Data about app and page elements:
□ □ □ □ □
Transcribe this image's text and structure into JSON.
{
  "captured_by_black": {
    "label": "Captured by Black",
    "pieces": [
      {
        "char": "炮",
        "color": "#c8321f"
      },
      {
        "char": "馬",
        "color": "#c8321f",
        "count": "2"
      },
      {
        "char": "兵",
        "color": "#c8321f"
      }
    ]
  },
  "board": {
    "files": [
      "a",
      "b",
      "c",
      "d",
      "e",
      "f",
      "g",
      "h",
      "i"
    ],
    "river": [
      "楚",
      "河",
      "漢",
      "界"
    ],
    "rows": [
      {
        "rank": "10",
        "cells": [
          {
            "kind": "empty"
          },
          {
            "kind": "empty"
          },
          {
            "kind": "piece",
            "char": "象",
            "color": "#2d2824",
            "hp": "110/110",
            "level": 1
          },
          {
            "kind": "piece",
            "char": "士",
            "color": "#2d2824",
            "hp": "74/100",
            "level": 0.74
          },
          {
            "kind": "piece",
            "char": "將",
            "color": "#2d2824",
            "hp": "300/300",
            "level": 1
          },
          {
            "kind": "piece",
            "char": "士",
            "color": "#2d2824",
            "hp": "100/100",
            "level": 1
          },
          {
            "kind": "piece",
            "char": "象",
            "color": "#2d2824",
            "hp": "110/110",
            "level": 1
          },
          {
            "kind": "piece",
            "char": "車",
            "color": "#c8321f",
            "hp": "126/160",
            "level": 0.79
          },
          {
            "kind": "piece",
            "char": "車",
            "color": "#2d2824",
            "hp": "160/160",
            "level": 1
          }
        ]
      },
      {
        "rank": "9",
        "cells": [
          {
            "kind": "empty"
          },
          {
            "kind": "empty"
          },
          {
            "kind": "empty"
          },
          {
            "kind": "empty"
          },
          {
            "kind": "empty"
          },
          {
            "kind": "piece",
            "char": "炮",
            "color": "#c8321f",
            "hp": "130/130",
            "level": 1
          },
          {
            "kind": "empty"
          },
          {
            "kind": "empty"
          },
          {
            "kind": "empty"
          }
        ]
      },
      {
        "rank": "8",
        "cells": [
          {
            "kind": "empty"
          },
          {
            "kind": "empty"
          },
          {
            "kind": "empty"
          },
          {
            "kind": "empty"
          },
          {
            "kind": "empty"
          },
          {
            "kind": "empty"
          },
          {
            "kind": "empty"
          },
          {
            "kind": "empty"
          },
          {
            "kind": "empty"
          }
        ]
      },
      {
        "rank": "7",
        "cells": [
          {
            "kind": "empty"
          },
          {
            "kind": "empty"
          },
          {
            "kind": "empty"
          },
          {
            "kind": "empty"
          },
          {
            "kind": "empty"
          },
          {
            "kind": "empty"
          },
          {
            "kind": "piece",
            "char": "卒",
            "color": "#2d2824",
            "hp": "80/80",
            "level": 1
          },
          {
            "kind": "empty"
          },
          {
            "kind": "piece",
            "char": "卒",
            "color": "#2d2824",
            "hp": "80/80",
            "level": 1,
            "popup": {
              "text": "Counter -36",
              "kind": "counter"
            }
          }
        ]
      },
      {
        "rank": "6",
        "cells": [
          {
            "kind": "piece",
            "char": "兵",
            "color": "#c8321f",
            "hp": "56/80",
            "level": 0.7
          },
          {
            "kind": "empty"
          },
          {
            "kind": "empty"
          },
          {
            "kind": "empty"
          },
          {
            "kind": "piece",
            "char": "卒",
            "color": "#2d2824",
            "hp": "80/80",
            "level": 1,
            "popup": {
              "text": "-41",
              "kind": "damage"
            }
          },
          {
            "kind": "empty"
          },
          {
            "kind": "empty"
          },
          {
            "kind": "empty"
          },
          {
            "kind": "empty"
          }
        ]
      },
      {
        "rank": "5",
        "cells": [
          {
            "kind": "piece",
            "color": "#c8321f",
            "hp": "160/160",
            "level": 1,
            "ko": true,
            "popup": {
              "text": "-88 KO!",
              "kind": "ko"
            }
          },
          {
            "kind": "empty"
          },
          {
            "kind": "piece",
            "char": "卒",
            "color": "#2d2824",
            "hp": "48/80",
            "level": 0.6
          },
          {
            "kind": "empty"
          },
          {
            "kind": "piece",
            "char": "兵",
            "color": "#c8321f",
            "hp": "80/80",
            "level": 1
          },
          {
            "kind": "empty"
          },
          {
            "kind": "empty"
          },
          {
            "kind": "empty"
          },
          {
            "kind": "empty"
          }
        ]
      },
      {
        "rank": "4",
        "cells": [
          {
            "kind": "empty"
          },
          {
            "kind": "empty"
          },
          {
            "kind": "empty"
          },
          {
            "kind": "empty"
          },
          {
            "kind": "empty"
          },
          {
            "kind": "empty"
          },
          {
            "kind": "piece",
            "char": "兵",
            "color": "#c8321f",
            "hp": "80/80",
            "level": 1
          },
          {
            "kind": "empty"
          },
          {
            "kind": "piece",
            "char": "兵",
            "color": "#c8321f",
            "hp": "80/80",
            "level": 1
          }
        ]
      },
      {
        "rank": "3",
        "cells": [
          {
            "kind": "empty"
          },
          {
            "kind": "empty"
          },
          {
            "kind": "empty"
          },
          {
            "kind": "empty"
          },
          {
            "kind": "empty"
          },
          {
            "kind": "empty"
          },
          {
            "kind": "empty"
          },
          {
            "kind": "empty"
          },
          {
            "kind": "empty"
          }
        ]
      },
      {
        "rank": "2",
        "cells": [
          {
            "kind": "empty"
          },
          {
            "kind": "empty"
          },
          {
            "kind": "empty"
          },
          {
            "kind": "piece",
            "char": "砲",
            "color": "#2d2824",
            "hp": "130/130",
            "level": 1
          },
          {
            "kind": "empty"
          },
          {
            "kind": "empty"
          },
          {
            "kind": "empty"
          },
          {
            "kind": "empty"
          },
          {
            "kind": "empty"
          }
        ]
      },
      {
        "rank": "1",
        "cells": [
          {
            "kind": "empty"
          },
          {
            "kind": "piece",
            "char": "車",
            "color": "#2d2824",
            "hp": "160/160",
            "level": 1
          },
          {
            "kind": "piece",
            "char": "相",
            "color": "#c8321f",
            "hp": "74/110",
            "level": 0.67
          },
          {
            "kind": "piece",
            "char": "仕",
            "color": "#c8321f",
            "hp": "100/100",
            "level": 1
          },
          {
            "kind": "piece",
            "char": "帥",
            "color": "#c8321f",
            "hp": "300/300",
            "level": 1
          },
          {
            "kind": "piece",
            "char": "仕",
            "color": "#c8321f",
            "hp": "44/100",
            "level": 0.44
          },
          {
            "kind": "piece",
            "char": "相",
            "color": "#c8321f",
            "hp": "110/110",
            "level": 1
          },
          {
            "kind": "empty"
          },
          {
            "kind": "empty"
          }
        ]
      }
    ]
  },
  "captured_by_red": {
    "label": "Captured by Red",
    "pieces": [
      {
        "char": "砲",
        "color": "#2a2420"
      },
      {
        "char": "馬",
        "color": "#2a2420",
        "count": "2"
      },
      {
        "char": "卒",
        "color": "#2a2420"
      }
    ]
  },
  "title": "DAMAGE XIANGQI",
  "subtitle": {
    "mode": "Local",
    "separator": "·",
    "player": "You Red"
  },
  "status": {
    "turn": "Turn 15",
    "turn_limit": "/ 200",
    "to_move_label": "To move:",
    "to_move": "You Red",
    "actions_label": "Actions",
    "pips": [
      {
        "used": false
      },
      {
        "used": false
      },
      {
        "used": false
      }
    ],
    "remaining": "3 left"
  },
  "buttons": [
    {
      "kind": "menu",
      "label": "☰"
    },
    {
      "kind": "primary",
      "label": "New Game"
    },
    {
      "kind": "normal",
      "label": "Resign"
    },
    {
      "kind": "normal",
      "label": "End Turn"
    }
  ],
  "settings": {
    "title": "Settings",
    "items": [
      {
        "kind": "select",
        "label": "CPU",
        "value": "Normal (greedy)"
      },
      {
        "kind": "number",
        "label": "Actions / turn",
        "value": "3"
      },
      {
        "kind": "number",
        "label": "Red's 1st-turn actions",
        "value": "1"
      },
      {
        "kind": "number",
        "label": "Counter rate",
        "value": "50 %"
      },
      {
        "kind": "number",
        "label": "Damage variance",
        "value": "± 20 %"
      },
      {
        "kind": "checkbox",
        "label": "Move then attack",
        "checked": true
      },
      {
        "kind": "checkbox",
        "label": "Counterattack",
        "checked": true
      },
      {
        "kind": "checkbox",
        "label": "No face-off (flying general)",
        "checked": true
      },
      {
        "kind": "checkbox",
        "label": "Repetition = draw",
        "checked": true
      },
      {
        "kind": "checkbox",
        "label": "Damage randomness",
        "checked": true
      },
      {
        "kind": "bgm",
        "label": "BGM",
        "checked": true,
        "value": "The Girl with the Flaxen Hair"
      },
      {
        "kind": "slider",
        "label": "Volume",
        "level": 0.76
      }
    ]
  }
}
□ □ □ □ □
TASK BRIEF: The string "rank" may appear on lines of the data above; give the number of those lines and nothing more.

FINISHED TASK: 10